[adam@localhost ~]$ top -p leaderpid lxc-5016-fedora(c198368a58c54ab5990df62d6cbcffed) Since: Mon 2018-12-17 22:03:24 EST; 19min ago Leader: 5017 (systemd) Service: libvirt-lxc; class container Unit: machine-lxc\x2d5016\x2dfedora.scope [adam@localhost ~]$ top -p 5017 top - 22:43:11 up 1:11, 1 user, load average: 1.57, 1.26, 0.95 Tasks: 1 total, 0 running, 1 sleeping, 0 stopped, 0 zombie %Cpu(s): 1.4 us, 0.3 sy, 0.0 ni, 98.2 id, 0.0 wa, 0.1 hi, ↪0.0 si, 0.0 st MiB Mem : 15853.3 total, 11622.5 free, 2363.5 used, 1867.4 ↪buff/cache MiB Swap: 7992.0 total, 7992.0 free, 0.0 used. 12906.4 avail Mem PID USER PR NI VIRT RES SHR S %CPU %MEM TIME+ COMMAND 5017 root 20 0 163.9m 10.5m 8.5m S 0.0 0.1 0:00.22 systemd
The container uses 163MB of virtual memory total—pretty lean compared to the resources used by a full virtual machine! You can monitor I/O in a similar way by running

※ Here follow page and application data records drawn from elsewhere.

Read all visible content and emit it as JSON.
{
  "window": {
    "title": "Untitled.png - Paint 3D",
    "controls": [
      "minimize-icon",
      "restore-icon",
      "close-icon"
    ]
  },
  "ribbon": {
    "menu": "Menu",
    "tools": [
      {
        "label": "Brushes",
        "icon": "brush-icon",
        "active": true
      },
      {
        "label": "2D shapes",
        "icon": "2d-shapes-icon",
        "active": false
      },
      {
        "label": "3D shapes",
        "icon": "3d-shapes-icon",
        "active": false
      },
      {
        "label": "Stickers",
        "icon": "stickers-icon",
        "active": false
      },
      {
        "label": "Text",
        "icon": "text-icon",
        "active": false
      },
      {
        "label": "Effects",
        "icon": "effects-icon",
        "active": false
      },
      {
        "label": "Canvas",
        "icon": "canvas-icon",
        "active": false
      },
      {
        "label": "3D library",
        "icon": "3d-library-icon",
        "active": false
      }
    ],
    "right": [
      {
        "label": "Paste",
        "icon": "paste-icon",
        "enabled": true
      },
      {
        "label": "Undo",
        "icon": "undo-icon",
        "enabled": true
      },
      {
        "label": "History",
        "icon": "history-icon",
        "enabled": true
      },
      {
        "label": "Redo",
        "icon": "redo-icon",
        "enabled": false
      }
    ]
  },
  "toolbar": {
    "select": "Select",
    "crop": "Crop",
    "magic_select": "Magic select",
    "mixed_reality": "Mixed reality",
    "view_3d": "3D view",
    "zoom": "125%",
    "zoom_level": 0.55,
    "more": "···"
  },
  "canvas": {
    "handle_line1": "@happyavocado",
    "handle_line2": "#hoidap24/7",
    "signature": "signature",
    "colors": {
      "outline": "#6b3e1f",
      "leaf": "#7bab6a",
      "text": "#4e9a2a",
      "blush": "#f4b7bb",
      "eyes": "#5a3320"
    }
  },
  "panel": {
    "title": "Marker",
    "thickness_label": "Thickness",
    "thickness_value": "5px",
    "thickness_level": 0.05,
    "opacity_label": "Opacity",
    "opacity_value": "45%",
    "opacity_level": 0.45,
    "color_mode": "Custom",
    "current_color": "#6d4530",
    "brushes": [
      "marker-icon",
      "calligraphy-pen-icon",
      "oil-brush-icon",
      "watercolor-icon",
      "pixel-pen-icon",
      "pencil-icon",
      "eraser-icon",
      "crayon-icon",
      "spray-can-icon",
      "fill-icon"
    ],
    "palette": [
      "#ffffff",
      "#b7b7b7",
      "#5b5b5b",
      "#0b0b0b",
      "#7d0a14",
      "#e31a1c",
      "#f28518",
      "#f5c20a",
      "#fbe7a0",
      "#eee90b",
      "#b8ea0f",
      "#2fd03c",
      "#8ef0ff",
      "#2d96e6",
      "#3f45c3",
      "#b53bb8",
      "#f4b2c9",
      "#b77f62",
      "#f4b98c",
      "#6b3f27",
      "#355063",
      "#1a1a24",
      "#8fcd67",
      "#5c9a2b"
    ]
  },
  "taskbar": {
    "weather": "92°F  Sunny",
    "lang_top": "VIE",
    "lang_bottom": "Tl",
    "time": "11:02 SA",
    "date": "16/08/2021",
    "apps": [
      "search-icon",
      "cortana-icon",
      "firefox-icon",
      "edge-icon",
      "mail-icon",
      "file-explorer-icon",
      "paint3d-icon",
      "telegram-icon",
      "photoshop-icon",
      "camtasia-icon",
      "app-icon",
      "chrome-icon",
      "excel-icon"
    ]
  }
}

sudo iotop -p leaderpid. You can calculate the container’s disk size with
du -h /path/to/container. My fully provisioned container weighed in at 1.4GB.
These numbers obviously will increase as additional software and workloads are given to the container. I like having a separate environment to install build dependencies into, and my most common use for these containers is running gnome-builder. I also occasionally set up a privileged container to run darktable for photo editing. I edit photos rarely enough that it doesn’t make sense to keep darktable installed outside a container, and I find the notion that I could tar the container filesystem up and re-create it on another computer if I wanted to be reassuring. If you find yourself strapped for cash and needing to get the most out of your host, consider using a container instead of a virtual machine.